With a lot more time at home, I have been kinda glued to Instgram and social media. It appears everyone is making things like banana bread or variations of it ( I admit, we have made several loaves so far) and then there is the sourdough starter. I will proudly have made it through lockdown, I am guessing without making sourdough starter. I thought I would have wanted to but my will these days is just not there. I don’t know about you but I see a lot of blogs sharing recipes that are based on what is in your pantry. For the most part, I find these useful, but I find what is in your pantry and my pantry differs greatly. So I am just going to keep blogging and sharing recipes as they come to me. Not themed by what season it is for example Easter etc. Not everyone can pop to the shop to buy ingredients for tomorrow or the weekend or the holiday. If like me, you can only get to the shop on a certain day (once a week or every two weeks) then your fridge and pantry may be very sparce. We run out of most protein, fruit and vegetables by Friday. I cannot shop with my tiny human nor would I want to these days and I find a lot of half eaten apples and pieces of toast hidden behind sofas and on chairs as I am about to sit on them. I reuse everything these days. The apple gets cut up and popped in the fridge and the toast makes an appearance at the next meal. I decided with all the sad apple remnants hiding in my fridge that I would make mini fruit gallettes. Simply because I refuse to waste food and I have a LOT of bits of fruit sitting in a bowl in my fridge. The fundamental ingredient for gallettes or a pie turns out to be the pastry, not the filling but the pastry, who knew?

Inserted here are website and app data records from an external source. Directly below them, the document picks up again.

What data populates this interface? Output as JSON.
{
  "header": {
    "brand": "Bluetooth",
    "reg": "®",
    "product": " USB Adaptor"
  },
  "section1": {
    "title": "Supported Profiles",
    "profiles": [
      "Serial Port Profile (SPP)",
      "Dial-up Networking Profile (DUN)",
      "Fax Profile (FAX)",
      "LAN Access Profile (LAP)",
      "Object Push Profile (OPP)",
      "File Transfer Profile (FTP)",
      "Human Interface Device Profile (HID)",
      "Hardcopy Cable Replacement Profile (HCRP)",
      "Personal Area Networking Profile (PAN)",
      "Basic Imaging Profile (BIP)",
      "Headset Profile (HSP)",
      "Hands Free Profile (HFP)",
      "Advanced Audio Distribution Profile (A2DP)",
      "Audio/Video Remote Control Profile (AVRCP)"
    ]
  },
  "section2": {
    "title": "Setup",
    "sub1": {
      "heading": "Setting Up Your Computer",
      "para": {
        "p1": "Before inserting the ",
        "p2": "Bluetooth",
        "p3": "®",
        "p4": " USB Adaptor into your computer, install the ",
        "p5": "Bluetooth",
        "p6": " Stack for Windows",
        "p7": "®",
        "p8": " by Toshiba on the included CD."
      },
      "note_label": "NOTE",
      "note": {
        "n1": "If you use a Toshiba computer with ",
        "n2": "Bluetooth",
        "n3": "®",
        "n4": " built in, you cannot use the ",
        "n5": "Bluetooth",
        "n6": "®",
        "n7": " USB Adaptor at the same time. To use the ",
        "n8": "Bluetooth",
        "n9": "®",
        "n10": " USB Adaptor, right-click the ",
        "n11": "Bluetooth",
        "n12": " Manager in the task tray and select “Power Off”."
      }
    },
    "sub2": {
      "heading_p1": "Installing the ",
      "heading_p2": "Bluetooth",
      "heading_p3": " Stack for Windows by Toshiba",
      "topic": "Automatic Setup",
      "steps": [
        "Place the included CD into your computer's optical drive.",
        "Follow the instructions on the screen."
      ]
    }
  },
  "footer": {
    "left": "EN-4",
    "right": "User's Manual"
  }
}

I have never been one for sweet pastry. If I made something using pastry, I always just used my go to short crust recipe whether savoury or sweet, it never mattered to me. At Christmas, I was sifting through my mum’s stash of cooking magazines (my secret love) and came across a recipe for gallettes in Bon Appétit magazine and just knew that I had to try them. For once, I followed the recipe to the tee and much to my amazement it was the BEST thing I had made in ages, and what made it the best you ask? The pastry! The pastry was fricken amazing. It was simply the best, oh so flaky and so delicious. I made it for my daughter’s birthday party, in her honour (Elena died 5 years ago and we celebrate her every year on January 1st). I have now made it 3 or 4 times in just a few months. I don’t normally eat pies or tarts all that much, I am more of a cookie and cake person but heavens this one is good. So I am sharing the pastry recipe today. It deserves a post all of its own!

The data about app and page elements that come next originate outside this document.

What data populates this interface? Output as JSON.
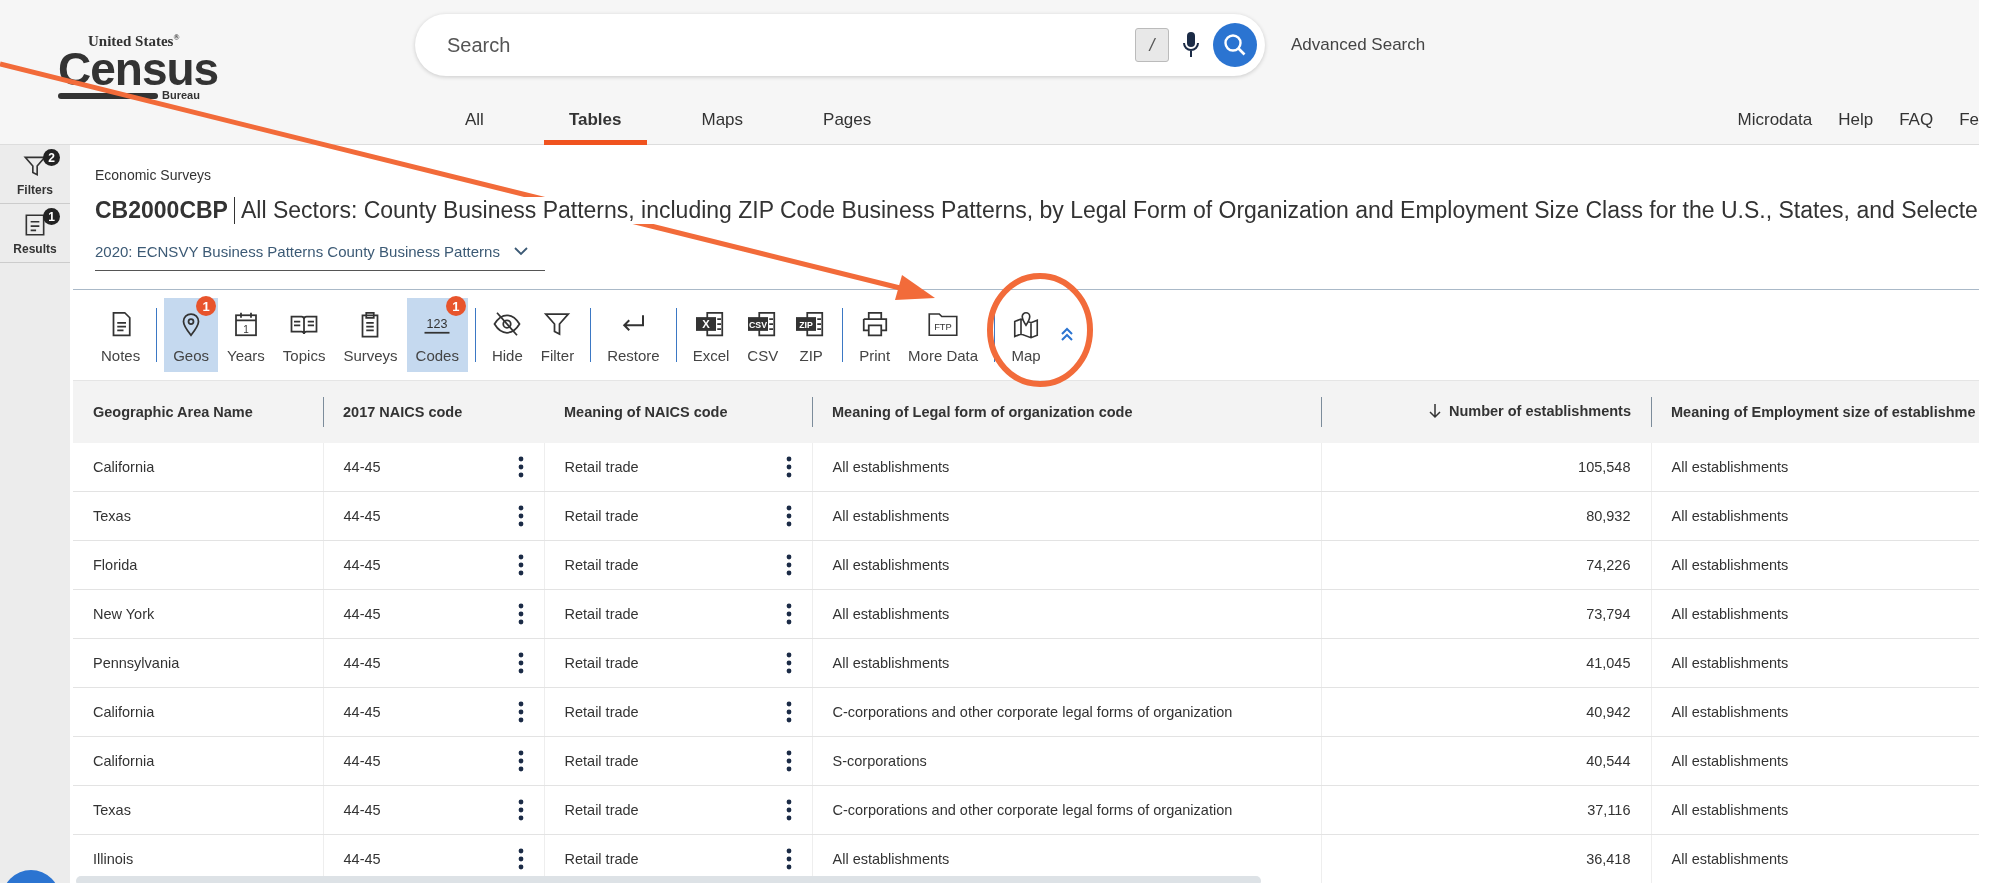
{
  "logo": {
    "top": "United States",
    "mark": "®",
    "main": "Census",
    "bottom": "Bureau"
  },
  "search": {
    "placeholder": "Search",
    "shortcut": "/"
  },
  "advanced_search": "Advanced Search",
  "nav_tabs": [
    {
      "label": "All",
      "selected": false
    },
    {
      "label": "Tables",
      "selected": true
    },
    {
      "label": "Maps",
      "selected": false
    },
    {
      "label": "Pages",
      "selected": false
    }
  ],
  "nav_links": [
    "Microdata",
    "Help",
    "FAQ",
    "Fe"
  ],
  "sidebar": [
    {
      "kind": "filters",
      "label": "Filters",
      "badge": "2"
    },
    {
      "kind": "results",
      "label": "Results",
      "badge": "1"
    }
  ],
  "breadcrumb": "Economic Surveys",
  "title": {
    "code": "CB2000CBP",
    "text": "All Sectors: County Business Patterns, including ZIP Code Business Patterns, by Legal Form of Organization and Employment Size Class for the U.S., States, and Selecte"
  },
  "dataset_dropdown": "2020: ECNSVY Business Patterns County Business Patterns",
  "toolbar": [
    {
      "items": [
        {
          "kind": "notes",
          "label": "Notes",
          "selected": false
        }
      ]
    },
    {
      "items": [
        {
          "kind": "geos",
          "label": "Geos",
          "selected": true,
          "badge": "1"
        },
        {
          "kind": "years",
          "label": "Years",
          "selected": false,
          "icon_text": "1"
        },
        {
          "kind": "topics",
          "label": "Topics",
          "selected": false
        },
        {
          "kind": "surveys",
          "label": "Surveys",
          "selected": false
        },
        {
          "kind": "codes",
          "label": "Codes",
          "selected": true,
          "badge": "1",
          "icon_text": "123"
        }
      ]
    },
    {
      "items": [
        {
          "kind": "hide",
          "label": "Hide",
          "selected": false
        },
        {
          "kind": "filter",
          "label": "Filter",
          "selected": false
        }
      ]
    },
    {
      "items": [
        {
          "kind": "restore",
          "label": "Restore",
          "selected": false
        }
      ]
    },
    {
      "items": [
        {
          "kind": "file",
          "label": "Excel",
          "selected": false,
          "icon_text": "X"
        },
        {
          "kind": "file",
          "label": "CSV",
          "selected": false,
          "icon_text": "CSV"
        },
        {
          "kind": "file",
          "label": "ZIP",
          "selected": false,
          "icon_text": "ZIP"
        }
      ]
    },
    {
      "items": [
        {
          "kind": "print",
          "label": "Print",
          "selected": false
        },
        {
          "kind": "folder",
          "label": "More Data",
          "selected": false,
          "icon_text": "FTP"
        }
      ]
    },
    {
      "items": [
        {
          "kind": "map",
          "label": "Map",
          "selected": false
        },
        {
          "kind": "collapse"
        }
      ]
    }
  ],
  "table": {
    "columns": [
      {
        "label": "Geographic Area Name"
      },
      {
        "label": "2017 NAICS code"
      },
      {
        "label": "Meaning of NAICS code"
      },
      {
        "label": "Meaning of Legal form of organization code"
      },
      {
        "label": "Number of establishments",
        "sorted": true
      },
      {
        "label": "Meaning of Employment size of establishme"
      }
    ],
    "rows": [
      [
        "California",
        "44-45",
        "Retail trade",
        "All establishments",
        "105,548",
        "All establishments"
      ],
      [
        "Texas",
        "44-45",
        "Retail trade",
        "All establishments",
        "80,932",
        "All establishments"
      ],
      [
        "Florida",
        "44-45",
        "Retail trade",
        "All establishments",
        "74,226",
        "All establishments"
      ],
      [
        "New York",
        "44-45",
        "Retail trade",
        "All establishments",
        "73,794",
        "All establishments"
      ],
      [
        "Pennsylvania",
        "44-45",
        "Retail trade",
        "All establishments",
        "41,045",
        "All establishments"
      ],
      [
        "California",
        "44-45",
        "Retail trade",
        "C-corporations and other corporate legal forms of organization",
        "40,942",
        "All establishments"
      ],
      [
        "California",
        "44-45",
        "Retail trade",
        "S-corporations",
        "40,544",
        "All establishments"
      ],
      [
        "Texas",
        "44-45",
        "Retail trade",
        "C-corporations and other corporate legal forms of organization",
        "37,116",
        "All establishments"
      ],
      [
        "Illinois",
        "44-45",
        "Retail trade",
        "All establishments",
        "36,418",
        "All establishments"
      ]
    ]
  }
}
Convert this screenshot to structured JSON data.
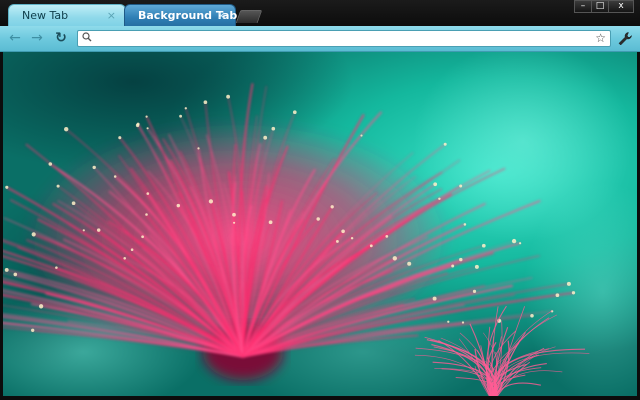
{
  "tabs": [
    {
      "label": "New Tab",
      "close": "×",
      "active": true
    },
    {
      "label": "Background Tab",
      "close": "×",
      "active": false
    }
  ],
  "window_controls": {
    "minimize": "–",
    "maximize": "□",
    "close": "x"
  },
  "toolbar": {
    "back": "←",
    "forward": "→",
    "reload": "↻",
    "omnibox_value": "",
    "star": "☆"
  },
  "icons": [
    "back-arrow-icon",
    "forward-arrow-icon",
    "reload-icon",
    "search-icon",
    "star-icon",
    "wrench-icon"
  ],
  "theme": {
    "tab_active_color": "#8fd9ea",
    "tab_background_color": "#2f7fb5",
    "toolbar_color": "#6ec9de",
    "background_teal": "#0fb59a",
    "flower_pink": "#ff3a78"
  }
}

FLAKY SWEET PASTRY
My photos for this are not the best I admit, trying to make this, photograph it and keep a toddler happy during lockdown is a little too much. Hopefully they will get the message across!
- 180 g plain flour
- 1 1/2 tsp caster sugar
- 1/2 tsp fine salt
- 170 g cold butter cut into sticks
- iced water
Sieve the sugar, salt, and flour together in a small bowl. Put the butter into the flour mix and toss them to coat evenly, and then tip the mixture out onto a work surface (I use a silicone matt to save on cleaning the work surface).
With a rolling pin, roll the butter into flour until it is in long strips, if the butter sticks to the rolling pin, use a scraper or sharp knife to remove it.
Gather mixture into a loose pile with a scraper or if you have a matt like me, I fold the matt inwards to collect the mixture in the centre, then drizzle over 4 tbsp of iced water.
Toss the mixture until water is mixed, then gather into a pile. Ideally rectangular-ish!
Roll the dough again into a long rectangle, then use the scraper to fold the dough from the top of the long side, into thirds, like folding a letter. At this stage, when I made this for the first time, I thought it was never going to come together. It will. It may be very crumbly right now but a few more rolls and folds and it will be fine.
Continue to roll the dough into a long strip again and then fold again (for the second time). Using a scraper to help, turn your folded dough 90° and repeat rolling and folding, gathering the loose bits of dough into the centre.
Repeat the rolling, folding and turning for a third time. The dough will look a lot smoother now with some dry loose bits around edges. Push the dry bits into the edge and if it holds together then it is done, if it still crumbles, repeat the roll and fold method one more time. End with it folded.
Wrap the dough in cling film and chill in the fridge for at least 30 minutes. When ready to use, flour your work surface and roll to the desired shape. Now your dough is ready to fill.
I like to make two or more batches at the same time. Saving me on time and mess later on. I pop one in the fridge and freeze the others for a later date. It is so nice to have good dough ready for use anytime!